• [Exercise directions] Among the records, which lines hold the word "title"? Pick them out.

• [Material provided]
━━━━━━━━

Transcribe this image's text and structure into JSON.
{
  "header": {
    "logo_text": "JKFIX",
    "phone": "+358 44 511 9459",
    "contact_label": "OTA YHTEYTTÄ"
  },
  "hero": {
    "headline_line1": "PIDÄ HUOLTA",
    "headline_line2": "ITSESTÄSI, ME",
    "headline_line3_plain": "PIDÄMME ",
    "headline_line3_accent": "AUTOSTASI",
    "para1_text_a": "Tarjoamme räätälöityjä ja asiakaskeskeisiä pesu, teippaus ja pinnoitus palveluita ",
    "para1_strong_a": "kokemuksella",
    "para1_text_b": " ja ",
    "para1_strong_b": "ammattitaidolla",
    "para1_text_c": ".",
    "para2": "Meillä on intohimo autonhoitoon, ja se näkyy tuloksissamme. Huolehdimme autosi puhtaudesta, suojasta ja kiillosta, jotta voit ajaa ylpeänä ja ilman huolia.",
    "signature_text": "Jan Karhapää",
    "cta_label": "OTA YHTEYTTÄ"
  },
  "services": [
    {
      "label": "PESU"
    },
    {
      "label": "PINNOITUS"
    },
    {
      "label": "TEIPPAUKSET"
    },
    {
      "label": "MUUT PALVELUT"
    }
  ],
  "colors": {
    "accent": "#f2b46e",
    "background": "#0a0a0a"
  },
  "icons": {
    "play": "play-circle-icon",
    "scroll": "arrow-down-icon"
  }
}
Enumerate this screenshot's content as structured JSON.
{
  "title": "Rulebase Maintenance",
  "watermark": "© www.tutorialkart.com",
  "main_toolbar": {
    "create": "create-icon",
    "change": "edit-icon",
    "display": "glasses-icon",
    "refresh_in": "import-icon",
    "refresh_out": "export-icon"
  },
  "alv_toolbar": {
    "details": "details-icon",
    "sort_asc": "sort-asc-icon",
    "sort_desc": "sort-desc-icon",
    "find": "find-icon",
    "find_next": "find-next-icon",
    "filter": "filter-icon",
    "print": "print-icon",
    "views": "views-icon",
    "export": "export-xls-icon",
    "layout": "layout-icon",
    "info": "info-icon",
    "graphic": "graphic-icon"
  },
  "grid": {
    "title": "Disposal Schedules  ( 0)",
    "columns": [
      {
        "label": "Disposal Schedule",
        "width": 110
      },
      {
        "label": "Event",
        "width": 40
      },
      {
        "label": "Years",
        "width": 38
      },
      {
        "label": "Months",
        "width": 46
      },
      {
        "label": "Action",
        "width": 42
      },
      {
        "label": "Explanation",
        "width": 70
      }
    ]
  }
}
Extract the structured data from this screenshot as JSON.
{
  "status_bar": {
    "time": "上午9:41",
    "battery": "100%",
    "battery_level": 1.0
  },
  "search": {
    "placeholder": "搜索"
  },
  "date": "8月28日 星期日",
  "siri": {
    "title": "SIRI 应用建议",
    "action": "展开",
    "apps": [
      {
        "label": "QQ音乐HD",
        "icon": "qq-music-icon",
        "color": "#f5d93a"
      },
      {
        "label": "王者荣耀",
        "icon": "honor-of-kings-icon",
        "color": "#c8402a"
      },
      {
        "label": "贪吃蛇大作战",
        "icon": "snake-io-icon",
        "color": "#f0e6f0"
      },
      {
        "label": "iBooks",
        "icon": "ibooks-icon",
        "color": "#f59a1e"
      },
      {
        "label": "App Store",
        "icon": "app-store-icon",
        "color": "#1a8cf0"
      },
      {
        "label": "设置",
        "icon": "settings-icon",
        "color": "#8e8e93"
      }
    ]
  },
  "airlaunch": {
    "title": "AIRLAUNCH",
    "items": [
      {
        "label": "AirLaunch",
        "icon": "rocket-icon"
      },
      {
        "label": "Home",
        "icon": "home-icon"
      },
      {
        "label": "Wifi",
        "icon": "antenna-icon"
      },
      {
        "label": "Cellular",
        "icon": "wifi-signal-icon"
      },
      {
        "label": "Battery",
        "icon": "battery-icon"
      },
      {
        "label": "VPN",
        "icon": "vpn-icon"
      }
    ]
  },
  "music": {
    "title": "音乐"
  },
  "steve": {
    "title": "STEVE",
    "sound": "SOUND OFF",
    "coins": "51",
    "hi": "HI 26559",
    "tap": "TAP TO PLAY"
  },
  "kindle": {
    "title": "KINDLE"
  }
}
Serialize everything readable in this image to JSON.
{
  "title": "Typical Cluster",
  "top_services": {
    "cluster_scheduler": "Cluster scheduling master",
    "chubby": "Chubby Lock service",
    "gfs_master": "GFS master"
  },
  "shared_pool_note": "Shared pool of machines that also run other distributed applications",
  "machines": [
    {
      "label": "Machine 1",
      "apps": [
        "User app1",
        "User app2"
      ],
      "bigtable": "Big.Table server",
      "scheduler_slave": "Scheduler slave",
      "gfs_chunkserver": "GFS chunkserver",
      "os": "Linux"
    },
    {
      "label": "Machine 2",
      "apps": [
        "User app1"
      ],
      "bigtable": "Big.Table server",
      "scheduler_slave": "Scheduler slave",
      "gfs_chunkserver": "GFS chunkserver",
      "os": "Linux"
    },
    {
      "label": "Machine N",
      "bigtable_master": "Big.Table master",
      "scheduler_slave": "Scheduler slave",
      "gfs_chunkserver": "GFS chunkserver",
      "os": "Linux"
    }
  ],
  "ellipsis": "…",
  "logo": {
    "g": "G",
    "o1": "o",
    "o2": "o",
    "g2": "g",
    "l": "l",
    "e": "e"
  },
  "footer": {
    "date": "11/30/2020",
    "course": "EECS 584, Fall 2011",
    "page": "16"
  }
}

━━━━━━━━

• [Response box]
  "title": "Rulebase Maintenance",
    "title": "Disposal Schedules  ( 0)",
    "title": "SIRI 应用建议",
    "title": "AIRLAUNCH",
    "title": "音乐"
    "title": "STEVE",
    "title": "KINDLE"
  "title": "Typical Cluster",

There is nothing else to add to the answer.